    Few research studies have measured entrepreneurial potential, though interest in pre-emergence entrepreneurial activity has recently grown (e.g., Gartner. Bird, & Starr, 1992). However, measures of entrepreneurial potential seem to remain wedded to various ad hoc profiles of personality and demographic characteristics with minimal predictive validity (e.g., Carsrud. Gaglio, & Kemochan. 1993). As Shaver and Scott (1991) note. Shapero (1981) argued that such potential characterized economically self-renewing communities and organizations. Jensen, 1998; Ryna, Sattler, & Lopez, 2000 found in their study that intelligence is not much attention of the academic discussion of entrepreneurship. It is the adult intelligence which is conceived in general term (“g”) wherein it is stable and not subject to significant improvement through training.

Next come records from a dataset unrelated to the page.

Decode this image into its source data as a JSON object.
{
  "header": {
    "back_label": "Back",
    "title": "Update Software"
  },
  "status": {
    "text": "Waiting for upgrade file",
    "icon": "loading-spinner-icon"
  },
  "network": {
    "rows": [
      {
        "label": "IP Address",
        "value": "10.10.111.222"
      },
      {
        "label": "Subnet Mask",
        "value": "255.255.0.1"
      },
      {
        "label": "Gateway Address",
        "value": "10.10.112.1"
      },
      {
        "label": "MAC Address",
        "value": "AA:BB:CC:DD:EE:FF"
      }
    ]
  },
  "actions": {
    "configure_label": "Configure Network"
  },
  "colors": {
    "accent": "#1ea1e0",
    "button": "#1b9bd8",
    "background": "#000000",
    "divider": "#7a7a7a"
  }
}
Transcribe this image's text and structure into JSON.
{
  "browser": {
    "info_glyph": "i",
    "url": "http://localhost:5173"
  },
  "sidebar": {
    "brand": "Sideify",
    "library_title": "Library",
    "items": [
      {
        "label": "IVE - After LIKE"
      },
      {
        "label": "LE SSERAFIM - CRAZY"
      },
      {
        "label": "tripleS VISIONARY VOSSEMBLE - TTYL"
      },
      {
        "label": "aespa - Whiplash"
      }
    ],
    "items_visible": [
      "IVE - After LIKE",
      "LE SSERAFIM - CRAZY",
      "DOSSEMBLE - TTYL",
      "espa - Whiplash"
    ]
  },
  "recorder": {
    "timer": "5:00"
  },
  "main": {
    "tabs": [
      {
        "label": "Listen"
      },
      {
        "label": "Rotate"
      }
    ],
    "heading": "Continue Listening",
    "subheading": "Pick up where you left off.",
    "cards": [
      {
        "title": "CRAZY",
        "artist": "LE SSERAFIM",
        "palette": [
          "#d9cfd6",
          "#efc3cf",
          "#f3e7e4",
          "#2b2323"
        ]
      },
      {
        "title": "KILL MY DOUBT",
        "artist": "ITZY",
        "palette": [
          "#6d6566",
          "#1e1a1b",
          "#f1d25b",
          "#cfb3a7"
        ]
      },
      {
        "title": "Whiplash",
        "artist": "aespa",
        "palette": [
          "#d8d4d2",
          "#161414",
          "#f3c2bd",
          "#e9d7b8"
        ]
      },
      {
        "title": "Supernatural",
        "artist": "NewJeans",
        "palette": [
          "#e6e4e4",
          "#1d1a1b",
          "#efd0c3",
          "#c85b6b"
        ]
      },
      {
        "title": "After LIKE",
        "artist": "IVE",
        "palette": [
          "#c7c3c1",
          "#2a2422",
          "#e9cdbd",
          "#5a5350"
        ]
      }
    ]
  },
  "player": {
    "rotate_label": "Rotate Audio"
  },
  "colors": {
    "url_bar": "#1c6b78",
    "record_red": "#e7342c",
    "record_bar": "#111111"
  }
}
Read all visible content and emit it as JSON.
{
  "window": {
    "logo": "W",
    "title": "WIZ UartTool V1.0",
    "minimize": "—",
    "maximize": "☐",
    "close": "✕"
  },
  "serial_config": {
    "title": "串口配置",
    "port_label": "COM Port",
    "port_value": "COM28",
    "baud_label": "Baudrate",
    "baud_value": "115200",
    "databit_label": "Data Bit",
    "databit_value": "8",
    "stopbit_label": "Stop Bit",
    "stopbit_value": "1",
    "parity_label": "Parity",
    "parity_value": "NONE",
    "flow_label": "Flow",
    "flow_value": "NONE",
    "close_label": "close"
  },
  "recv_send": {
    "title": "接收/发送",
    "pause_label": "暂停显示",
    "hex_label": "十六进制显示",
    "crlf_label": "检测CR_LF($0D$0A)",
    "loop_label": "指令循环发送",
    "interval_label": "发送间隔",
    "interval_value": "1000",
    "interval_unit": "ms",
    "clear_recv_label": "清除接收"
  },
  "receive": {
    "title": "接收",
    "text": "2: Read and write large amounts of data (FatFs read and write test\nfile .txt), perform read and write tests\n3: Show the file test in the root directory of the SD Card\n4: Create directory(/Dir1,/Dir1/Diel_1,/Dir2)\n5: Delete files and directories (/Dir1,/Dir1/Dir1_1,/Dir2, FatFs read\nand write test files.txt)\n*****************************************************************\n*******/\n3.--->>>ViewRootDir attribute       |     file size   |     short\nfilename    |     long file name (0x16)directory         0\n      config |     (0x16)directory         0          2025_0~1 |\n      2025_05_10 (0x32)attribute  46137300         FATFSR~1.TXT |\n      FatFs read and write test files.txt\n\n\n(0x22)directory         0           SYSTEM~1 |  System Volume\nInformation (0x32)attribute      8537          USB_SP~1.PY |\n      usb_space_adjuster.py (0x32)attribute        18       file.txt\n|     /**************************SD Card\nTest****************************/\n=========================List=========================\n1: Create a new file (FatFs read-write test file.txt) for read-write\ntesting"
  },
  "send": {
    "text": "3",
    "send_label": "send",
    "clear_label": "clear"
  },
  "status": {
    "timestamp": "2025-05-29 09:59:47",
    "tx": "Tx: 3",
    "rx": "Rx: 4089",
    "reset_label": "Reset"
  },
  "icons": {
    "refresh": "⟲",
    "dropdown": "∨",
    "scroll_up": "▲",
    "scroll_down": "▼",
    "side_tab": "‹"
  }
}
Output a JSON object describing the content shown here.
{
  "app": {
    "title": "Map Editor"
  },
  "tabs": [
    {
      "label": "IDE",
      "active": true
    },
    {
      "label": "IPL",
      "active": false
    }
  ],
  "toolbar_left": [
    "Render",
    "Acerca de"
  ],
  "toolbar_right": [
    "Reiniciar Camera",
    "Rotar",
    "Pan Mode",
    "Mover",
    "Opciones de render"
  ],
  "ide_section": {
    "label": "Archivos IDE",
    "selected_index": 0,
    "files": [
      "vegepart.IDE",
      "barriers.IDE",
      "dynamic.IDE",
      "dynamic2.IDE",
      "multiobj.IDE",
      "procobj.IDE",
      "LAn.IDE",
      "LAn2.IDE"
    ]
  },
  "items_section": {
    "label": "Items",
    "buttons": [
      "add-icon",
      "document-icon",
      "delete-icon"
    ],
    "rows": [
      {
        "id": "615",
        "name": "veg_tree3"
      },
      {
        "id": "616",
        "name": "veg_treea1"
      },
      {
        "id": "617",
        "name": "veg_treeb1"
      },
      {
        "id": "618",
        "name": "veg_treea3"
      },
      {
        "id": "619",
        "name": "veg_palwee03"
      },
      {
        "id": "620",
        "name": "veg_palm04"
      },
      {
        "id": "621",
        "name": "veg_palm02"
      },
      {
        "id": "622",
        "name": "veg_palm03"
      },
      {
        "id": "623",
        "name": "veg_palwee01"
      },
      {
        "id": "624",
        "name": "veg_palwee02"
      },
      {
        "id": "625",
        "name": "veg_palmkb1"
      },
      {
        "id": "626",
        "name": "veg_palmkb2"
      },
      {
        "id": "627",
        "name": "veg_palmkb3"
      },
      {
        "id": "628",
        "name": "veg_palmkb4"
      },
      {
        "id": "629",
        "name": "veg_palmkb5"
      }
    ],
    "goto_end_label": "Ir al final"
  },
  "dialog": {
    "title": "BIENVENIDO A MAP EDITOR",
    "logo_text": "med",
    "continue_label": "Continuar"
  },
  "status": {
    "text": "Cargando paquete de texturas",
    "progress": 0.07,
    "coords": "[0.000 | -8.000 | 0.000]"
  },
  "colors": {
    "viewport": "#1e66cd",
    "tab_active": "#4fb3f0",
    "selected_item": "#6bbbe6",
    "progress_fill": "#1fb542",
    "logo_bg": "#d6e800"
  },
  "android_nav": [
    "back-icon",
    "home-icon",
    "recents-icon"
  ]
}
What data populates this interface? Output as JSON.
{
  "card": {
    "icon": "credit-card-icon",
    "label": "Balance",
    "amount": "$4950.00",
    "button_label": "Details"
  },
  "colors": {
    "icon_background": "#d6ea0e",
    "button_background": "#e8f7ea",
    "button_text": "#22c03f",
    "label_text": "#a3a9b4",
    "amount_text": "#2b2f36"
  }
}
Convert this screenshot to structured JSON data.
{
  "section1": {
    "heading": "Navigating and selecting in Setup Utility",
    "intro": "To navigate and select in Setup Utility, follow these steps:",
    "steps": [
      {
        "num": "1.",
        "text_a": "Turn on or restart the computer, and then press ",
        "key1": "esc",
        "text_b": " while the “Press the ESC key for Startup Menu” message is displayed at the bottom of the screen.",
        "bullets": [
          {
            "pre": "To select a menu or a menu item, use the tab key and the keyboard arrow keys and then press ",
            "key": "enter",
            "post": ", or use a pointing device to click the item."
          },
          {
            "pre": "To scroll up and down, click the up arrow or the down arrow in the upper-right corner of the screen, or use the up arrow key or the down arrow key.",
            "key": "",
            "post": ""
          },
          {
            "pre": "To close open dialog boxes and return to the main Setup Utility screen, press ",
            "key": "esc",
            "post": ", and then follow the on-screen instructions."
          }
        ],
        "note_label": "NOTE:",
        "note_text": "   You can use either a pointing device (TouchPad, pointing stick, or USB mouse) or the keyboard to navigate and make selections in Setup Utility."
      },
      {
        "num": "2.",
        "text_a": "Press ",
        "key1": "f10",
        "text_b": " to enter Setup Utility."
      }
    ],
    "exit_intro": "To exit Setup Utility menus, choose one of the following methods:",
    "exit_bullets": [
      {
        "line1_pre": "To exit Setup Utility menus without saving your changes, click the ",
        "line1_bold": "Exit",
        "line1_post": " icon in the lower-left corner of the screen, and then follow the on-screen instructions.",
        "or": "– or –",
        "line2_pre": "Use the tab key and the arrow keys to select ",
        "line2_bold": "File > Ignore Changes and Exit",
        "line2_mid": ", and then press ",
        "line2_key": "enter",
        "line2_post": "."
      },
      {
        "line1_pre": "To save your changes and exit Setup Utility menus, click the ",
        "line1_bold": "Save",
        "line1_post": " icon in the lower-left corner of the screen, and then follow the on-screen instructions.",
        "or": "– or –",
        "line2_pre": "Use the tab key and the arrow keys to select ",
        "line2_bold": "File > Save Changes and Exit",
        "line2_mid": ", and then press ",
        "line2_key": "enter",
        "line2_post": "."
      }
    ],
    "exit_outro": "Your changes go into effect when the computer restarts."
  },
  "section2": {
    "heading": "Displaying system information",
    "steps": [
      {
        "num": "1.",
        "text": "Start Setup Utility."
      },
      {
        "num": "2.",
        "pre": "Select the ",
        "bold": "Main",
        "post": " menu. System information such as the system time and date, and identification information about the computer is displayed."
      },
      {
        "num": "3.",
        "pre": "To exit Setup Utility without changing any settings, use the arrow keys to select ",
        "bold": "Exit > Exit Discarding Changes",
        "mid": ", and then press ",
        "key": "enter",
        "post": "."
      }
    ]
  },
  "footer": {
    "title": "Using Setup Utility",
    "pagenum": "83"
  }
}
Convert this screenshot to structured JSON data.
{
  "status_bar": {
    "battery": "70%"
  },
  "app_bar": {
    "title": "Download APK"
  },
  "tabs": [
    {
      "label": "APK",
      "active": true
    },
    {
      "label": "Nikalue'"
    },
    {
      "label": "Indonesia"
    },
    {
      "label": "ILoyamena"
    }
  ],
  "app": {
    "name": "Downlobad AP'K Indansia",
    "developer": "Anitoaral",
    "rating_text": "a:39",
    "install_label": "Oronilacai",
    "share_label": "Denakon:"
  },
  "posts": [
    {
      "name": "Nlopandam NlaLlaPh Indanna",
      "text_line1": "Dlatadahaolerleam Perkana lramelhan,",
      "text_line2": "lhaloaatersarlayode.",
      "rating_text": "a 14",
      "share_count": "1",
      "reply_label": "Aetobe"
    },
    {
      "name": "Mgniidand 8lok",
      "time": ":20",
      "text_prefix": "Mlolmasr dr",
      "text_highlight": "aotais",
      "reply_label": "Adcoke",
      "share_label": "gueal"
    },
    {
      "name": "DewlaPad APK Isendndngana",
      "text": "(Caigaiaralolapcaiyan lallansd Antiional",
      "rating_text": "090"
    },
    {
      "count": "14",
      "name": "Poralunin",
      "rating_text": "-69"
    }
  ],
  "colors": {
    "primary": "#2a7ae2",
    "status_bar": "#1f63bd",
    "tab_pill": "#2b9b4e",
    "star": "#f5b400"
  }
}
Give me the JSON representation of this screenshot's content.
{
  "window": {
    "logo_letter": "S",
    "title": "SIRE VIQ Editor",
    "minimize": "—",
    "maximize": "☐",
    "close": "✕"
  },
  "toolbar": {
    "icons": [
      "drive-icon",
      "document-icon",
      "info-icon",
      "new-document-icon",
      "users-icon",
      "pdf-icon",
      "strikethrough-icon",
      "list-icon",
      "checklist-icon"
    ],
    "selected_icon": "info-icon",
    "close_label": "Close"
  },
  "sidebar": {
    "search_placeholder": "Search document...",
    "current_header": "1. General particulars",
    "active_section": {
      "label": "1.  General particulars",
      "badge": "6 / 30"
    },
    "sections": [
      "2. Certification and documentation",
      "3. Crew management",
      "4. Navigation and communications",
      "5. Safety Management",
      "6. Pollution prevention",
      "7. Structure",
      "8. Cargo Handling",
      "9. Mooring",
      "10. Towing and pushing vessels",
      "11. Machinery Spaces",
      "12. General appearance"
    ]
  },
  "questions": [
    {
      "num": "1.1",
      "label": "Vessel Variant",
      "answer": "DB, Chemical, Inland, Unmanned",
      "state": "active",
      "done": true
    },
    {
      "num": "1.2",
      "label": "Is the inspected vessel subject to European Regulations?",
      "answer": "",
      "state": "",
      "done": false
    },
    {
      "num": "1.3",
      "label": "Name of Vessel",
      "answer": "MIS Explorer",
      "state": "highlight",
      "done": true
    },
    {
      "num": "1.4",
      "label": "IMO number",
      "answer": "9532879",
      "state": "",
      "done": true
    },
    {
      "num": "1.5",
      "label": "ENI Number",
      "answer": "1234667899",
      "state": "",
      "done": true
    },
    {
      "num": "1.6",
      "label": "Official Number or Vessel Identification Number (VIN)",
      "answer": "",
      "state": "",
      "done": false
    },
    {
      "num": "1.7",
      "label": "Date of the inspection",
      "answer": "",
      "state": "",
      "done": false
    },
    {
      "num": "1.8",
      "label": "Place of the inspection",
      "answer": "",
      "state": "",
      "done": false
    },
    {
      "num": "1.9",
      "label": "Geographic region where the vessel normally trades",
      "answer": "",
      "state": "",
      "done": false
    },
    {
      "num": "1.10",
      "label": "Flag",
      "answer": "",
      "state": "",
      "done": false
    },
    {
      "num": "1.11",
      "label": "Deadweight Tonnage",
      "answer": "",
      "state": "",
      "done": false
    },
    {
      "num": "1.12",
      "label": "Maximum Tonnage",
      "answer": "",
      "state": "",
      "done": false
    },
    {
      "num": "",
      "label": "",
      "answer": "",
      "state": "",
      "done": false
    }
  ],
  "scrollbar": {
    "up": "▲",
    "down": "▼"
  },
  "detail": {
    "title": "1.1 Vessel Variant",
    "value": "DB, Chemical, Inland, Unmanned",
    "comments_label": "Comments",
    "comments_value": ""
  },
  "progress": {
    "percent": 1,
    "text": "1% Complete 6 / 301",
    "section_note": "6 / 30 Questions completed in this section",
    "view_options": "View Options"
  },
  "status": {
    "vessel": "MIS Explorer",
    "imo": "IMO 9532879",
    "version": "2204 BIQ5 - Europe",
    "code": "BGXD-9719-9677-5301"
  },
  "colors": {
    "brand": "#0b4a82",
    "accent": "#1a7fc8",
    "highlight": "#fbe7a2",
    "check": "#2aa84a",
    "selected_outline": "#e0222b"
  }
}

    Hofsterde, et al. (2004) found out that the greatest influence on rates of entrepreneurship is structural economic and social conditions. Along with this he found the culture as an additional factor to affecting the entrepreneurship potential. Brockhaus and Horwitz (2004) identified both personality features, including achievement orientation and high locus of control, and environmental features such as access to role models, as important influences on entrepreneurial behaviour. Similarly, Baron (2007) identifies a range of factors, “individual-level”, “societal-level” and “interactive” as impacting on entrepreneurship, which he describes as a process rather than a stable state. Scott and Twomey (1988) found that the student whose parents are own business are more interested in starting a firm or become a self- employed then other who are not from the business class. Hout and Rosen (2000) and Holtz-Eakin (2000) found that parents who are from business background often act as the role models and provoke their children to become an entrepreneur.

    Recent psychological and sociological approaches to entrepreneurship have stressed the importance of a multi- disciplinary nature of the individual, and many researchers have concentrated upon particular qualities or attitudes such as motivation, leadership ability, or social forces (Mcquaid, 2002). Rwigema and Venter (2004) found the following traits were commonly exhibited in an entrepreneur: commitment, self- reliance, tenacity, a need to achieve, opportunity drive, initiative, responsibility, problem solving abilities, and team building abilities. However, after undertaking a study based on interviewing business-people who had succeeded in an entrepreneurial role, Howorth, Tempest, and Coupland (2005) found it difficult to narrow down the qualities that make an entrepreneur.

    Entrepreneurs are identified not only through their personality or characteristics, but also through what they do. It is therefore imperative to consider entrepreneurship as